Shelf Life Blog
When Floyd's toy kite encounters a tree, it gets terribly, hopelessly Stuck. Floyd is not one to give up on his prized possession, so he takes off his shoe and hurls it at the kite...and that gets stuck, too.
I Wear the Black Hat is Chuck Klosterman's sixth book of cultural essays and the first one to explore villainy in all of its forms.
Sisters Pearl and May Chin are “Beautiful Girls”—artists’ models in 1930s Shanghai. They live in amazing times in a modern city, dancing at nightclubs, dining at expensive restaurants, buying new outfits, and having lots of admirers. Neither college-graduate Pearl nor everyone’s darling May give much thought to their futures. They think they can go on like this forever, marrying as they choose, if they choose. Unfortunately for these Shanghai Girls, they are quite mistaken.
Watch out, villains! There is a new force for good, spreading truth, justice, and the...Canadian way! These are The Adventures of Superhero Girl.
Who knew that puncuation had so much pathos?! Exclamation Mark stands out from all the periods around him. He tries fitting in, but that line above his head just makes him stand out so much! Exclamation Mark must eventually face the fact that he is different. At first, it does not feel good.
Edward Rutherfurd’s Russka is a sprawling, engaging book that delves into the lives of many generations who are determined to survive and even thrive in a Russian village.
No Girls! Go Home! You Won't Last!
As Kel surveyed the damage done to her room-- mattresses, sheets, and blankets strewn everywhere, desk drawers dumped out onto the floor, wall hangings sliced with a glaive, and that message scrawled so plainly on the plaster walls, she knew the battle to be accepted as page was just the beginning.
This readalike is in response to a customer's book-match request. If you would like personalized reading recommendations, fill out the book-match form and a librarian will email suggested titles to you. Available for adults, teens, and kids. You can browse the book matches here.
The Lost Symbol by Dan Brown: Symbologist Robert Langdon returns in this thriller follow-up to The Da Vinci Code.
If you like The Lost Symbol by Dan Brown, you may also like the following titles:
Brotherhood of the Holy Shroud by Julia Navarro
Flames engulf Turin's cathedral, home of the famed Shroud, and soon the Italian Art Crimes Department is tracking a mystery back to the Knights Templar.
The Confessor by Daniel Silva
When a Jewish scholar working in Munich is murdered and all his research stolen, Gabriel Allon, a seemingly gentle artist working patiently on a restoration, is called upon to make discreet inquiries into the incident.

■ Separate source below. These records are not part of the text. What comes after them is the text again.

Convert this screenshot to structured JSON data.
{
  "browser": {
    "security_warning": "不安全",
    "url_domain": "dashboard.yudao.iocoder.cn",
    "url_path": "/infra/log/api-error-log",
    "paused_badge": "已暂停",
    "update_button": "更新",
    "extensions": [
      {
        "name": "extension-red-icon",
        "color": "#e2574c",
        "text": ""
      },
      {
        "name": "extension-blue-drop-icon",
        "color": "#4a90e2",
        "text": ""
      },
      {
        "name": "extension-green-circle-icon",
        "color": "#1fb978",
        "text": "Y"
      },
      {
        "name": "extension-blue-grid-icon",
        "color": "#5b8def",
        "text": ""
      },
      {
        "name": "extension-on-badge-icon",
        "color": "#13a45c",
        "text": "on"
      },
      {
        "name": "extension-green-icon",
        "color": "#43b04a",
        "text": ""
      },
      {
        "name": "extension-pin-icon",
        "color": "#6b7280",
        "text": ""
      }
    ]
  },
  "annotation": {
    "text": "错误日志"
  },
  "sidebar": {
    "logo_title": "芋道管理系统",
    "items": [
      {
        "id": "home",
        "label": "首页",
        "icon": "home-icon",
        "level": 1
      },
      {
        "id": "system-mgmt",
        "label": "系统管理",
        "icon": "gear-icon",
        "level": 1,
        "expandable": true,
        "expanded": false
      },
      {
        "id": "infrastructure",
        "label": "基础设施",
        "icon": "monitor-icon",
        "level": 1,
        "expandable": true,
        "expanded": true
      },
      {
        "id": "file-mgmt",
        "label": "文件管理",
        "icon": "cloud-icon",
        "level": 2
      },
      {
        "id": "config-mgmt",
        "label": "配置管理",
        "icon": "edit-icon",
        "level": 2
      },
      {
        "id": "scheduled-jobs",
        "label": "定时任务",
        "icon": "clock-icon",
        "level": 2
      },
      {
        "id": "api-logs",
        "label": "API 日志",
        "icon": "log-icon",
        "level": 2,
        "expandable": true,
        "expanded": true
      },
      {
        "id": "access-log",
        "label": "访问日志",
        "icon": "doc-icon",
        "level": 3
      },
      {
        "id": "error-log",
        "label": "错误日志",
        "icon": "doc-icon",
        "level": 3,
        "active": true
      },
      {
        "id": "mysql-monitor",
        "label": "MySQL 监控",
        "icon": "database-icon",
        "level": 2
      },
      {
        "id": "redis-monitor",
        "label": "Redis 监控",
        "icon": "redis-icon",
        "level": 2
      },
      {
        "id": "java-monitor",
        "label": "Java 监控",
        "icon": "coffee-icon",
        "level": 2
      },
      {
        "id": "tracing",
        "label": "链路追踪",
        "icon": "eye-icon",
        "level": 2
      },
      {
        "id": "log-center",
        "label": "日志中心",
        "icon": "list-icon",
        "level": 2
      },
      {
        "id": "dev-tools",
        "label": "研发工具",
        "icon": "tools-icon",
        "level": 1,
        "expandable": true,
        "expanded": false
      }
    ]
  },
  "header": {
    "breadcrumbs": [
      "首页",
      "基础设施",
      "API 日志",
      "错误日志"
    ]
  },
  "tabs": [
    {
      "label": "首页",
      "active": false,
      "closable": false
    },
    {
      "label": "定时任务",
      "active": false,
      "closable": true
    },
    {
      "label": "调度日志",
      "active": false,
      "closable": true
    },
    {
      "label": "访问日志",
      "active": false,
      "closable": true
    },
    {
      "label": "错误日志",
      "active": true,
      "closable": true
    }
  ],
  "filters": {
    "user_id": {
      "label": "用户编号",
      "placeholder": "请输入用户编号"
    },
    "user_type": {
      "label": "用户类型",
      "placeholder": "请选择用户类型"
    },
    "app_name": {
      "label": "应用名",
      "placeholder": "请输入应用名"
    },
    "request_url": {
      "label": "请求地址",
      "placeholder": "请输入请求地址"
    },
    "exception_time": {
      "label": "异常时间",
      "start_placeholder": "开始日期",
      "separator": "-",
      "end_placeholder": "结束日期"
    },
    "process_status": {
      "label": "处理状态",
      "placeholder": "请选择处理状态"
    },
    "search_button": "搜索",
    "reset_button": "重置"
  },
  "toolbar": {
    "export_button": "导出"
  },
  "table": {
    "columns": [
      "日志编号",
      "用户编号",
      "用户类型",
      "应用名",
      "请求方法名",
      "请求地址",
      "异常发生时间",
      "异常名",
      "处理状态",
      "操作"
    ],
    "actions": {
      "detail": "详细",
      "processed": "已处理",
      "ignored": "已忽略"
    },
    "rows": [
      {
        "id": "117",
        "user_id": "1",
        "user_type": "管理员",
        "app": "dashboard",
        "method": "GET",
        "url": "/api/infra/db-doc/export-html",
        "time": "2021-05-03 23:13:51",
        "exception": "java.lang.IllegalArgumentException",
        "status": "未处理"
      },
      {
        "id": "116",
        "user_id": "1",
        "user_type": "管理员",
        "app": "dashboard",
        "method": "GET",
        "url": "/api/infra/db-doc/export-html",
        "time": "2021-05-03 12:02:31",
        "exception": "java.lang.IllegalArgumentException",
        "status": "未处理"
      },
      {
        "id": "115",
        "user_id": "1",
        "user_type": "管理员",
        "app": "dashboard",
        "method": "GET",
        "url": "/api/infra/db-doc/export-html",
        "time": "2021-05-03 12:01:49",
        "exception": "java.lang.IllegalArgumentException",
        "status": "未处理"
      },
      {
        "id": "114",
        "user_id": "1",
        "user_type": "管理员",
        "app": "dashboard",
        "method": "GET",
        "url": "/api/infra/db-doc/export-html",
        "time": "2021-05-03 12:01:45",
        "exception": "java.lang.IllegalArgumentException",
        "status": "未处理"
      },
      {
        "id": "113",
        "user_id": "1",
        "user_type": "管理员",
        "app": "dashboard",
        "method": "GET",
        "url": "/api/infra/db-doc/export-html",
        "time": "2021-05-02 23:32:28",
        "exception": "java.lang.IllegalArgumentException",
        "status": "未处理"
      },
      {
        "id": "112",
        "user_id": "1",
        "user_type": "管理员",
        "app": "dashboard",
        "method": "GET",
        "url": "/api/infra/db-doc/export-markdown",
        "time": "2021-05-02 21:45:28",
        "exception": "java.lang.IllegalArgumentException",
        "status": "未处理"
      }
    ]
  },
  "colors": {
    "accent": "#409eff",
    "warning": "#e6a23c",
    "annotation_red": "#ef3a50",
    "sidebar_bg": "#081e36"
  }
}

"Meaniehead!" Eve screams at her brother Henry as they start a spat for the ages. It all began over a simple toy, as these things often do. Author Bruce Eric Kaplan wryly comments, "There's nothing sillier than fighting about what belongs to whom, but no kids and even fewer adults know that."
Soon the bickering turns into all-out mayhem. A lamp breaks, then Henry jackhammers a hole through Eve's bedroom floor! Things truly begin to escalate once Eve finds a bulldozer. No one is safe.